One of the most crucial issues is the US-China relationship and whether it can be salvaged after four years of hostility under Trump.
The US’s imposition of tough tariffs between 2018 and 2020, based on allegations of Chinese theft of US technology and intellectual property, pushed global trading relationships to the point of crisis.
If Biden chooses to de-escalate the confrontation and can establish a more amicable relationship with China’s President Xi, that could help other emerging markets, which would benefit from a recovery of trade.
“The relationship between Biden and Xi Jinping will be more strategic and diplomatic and will therefore lead to a better environment for trade growth,” Medeiros believes. “That will trickle down to emerging markets in a positive way by encouraging capital flows into developing countries. The relationship will not change too dramatically, but the overall backdrop will be more positive.”
Others are less convinced relations are going to improve.
“Trump was simply a symptom of a broader decoupling between China and the US — he was not the cause,” says Shearing at Capital Economics. “Removing Trump does not remove the fundamental strains. While the rhetoric may not be as heated, I do not think tariffs will be removed altogether. There will not be a fundamental improvement in the US-China relationship; there are still strained tensions around 5G [mobile phone technology], climate and trade. There is not broad support for trade deals among the Democrats. However, policy will become more predictable and no longer announced by Twitter.”
In November, the Financial Times reported that the EU would propose a new global alliance with the US to combat the “strategic challenge” posed by China. In 2020 there was friction between China and other G20 nations over the Debt Service Suspension Initiative (DSSI) and how much debt relief each was granting to poor countries struggling with the coronavirus, especially in Africa.
“The pushback against China will continue. Whether it is through the DSSI or by pushing back on One Belt One Road, the cross-party mood in the US is one of wanting to push back on China,” says Ash at BlueBay. “But Biden will likely take a more rules-based and multilateral-based approach, using traditional alliances, to ensure China is held to account. If Republicans keep the Senate, then there is going to be continued pressure on Biden to be tough on China.”
The Fed is king
But despite all the volatility that has shaken the world in 2020, the Federal Reserve has proved itself a pinnacle of power in US. “For investors looking at emerging markets, the biggest driver comes from the Federal Reserve rather than the White House,” says Shearing.
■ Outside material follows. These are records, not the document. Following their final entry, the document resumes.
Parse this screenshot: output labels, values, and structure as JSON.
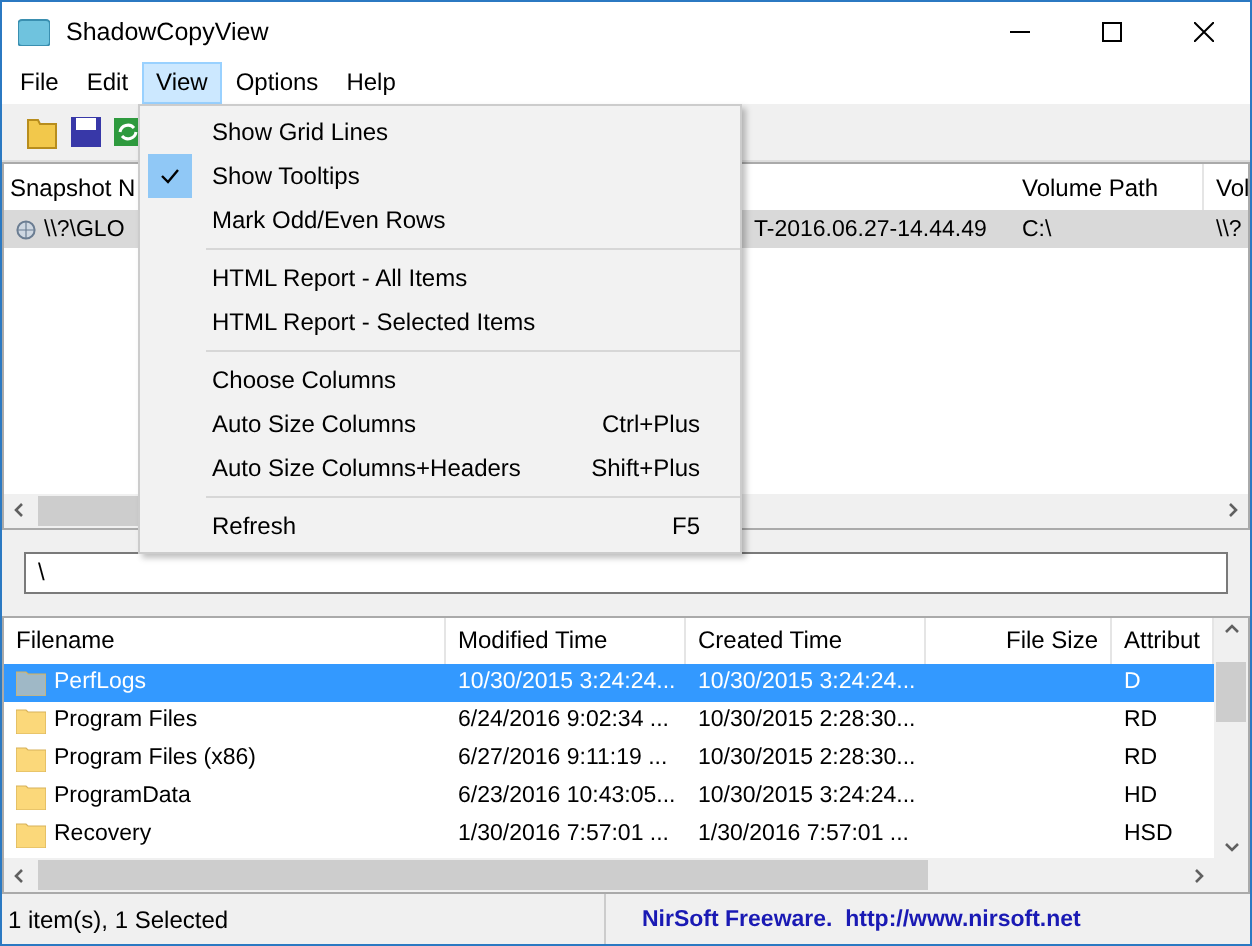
{
  "window": {
    "title": "ShadowCopyView"
  },
  "menubar": [
    {
      "label": "File",
      "selected": false
    },
    {
      "label": "Edit",
      "selected": false
    },
    {
      "label": "View",
      "selected": true
    },
    {
      "label": "Options",
      "selected": false
    },
    {
      "label": "Help",
      "selected": false
    }
  ],
  "view_menu": [
    {
      "kind": "item",
      "label": "Show Grid Lines",
      "checked": false
    },
    {
      "kind": "item",
      "label": "Show Tooltips",
      "checked": true
    },
    {
      "kind": "item",
      "label": "Mark Odd/Even Rows",
      "checked": false
    },
    {
      "kind": "separator"
    },
    {
      "kind": "item",
      "label": "HTML Report - All Items",
      "checked": false
    },
    {
      "kind": "item",
      "label": "HTML Report - Selected Items",
      "checked": false
    },
    {
      "kind": "separator"
    },
    {
      "kind": "item",
      "label": "Choose Columns",
      "checked": false
    },
    {
      "kind": "item",
      "label": "Auto Size Columns",
      "shortcut": "Ctrl+Plus",
      "checked": false
    },
    {
      "kind": "item",
      "label": "Auto Size Columns+Headers",
      "shortcut": "Shift+Plus",
      "checked": false
    },
    {
      "kind": "separator"
    },
    {
      "kind": "item",
      "label": "Refresh",
      "shortcut": "F5",
      "checked": false
    }
  ],
  "snapshot_list": {
    "columns": [
      "Snapshot N",
      "",
      "Volume Path",
      "Vol"
    ],
    "rows": [
      {
        "selected": true,
        "cells": [
          "\\\\?\\GLO",
          "T-2016.06.27-14.44.49",
          "C:\\",
          "\\\\?"
        ]
      }
    ]
  },
  "path_field": {
    "value": "\\"
  },
  "file_list": {
    "columns": [
      "Filename",
      "Modified Time",
      "Created Time",
      "File Size",
      "Attribut"
    ],
    "rows": [
      {
        "selected": true,
        "cells": [
          "PerfLogs",
          "10/30/2015 3:24:24...",
          "10/30/2015 3:24:24...",
          "",
          "D"
        ]
      },
      {
        "selected": false,
        "cells": [
          "Program Files",
          "6/24/2016 9:02:34 ...",
          "10/30/2015 2:28:30...",
          "",
          "RD"
        ]
      },
      {
        "selected": false,
        "cells": [
          "Program Files (x86)",
          "6/27/2016 9:11:19 ...",
          "10/30/2015 2:28:30...",
          "",
          "RD"
        ]
      },
      {
        "selected": false,
        "cells": [
          "ProgramData",
          "6/23/2016 10:43:05...",
          "10/30/2015 3:24:24...",
          "",
          "HD"
        ]
      },
      {
        "selected": false,
        "cells": [
          "Recovery",
          "1/30/2016 7:57:01 ...",
          "1/30/2016 7:57:01 ...",
          "",
          "HSD"
        ]
      }
    ]
  },
  "status_bar": {
    "count": "1 item(s), 1 Selected",
    "credit": "NirSoft Freeware.  http://www.nirsoft.net"
  }
}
The prospect of a long period of low interest rates, reinforced by record-breaking quantitative easing, has made yields on developed market bonds pale in comparison to those on offer in emerging markets.
That has been mainly responsible for the investor influx that supported emerging market governments in 2020 — and gave them abundant access to debt.
As long as rates stay low, emerging markets will continue to reap the rewards. “Next year will be defined by reflation, which is good for emerging markets,” says Balcells at FIM. “A reflationary-focused US administration, combined with the retreat of Covid-19, provides a powerful context for emerging markets. The Fed’s quantitative easing is like the stimulus provided in 2010 but on steroids. Those are far more important factors than the US’s relationship with China or Russia.”
But the virus will continue to dominate emerging market investing next year — as it did in November, when a range of trial vaccines were announced as potentially effective.
“Economic recovery in emerging markets will be dependent on the timing and distribution of a vaccine,” says Quijano-Evans at Gemcorp. “Debt distress levels in emerging markets next year will depend on how much liquidity the G7 central banks will provide. Global central banks have become not only lenders, but also saviours of last resort.” GC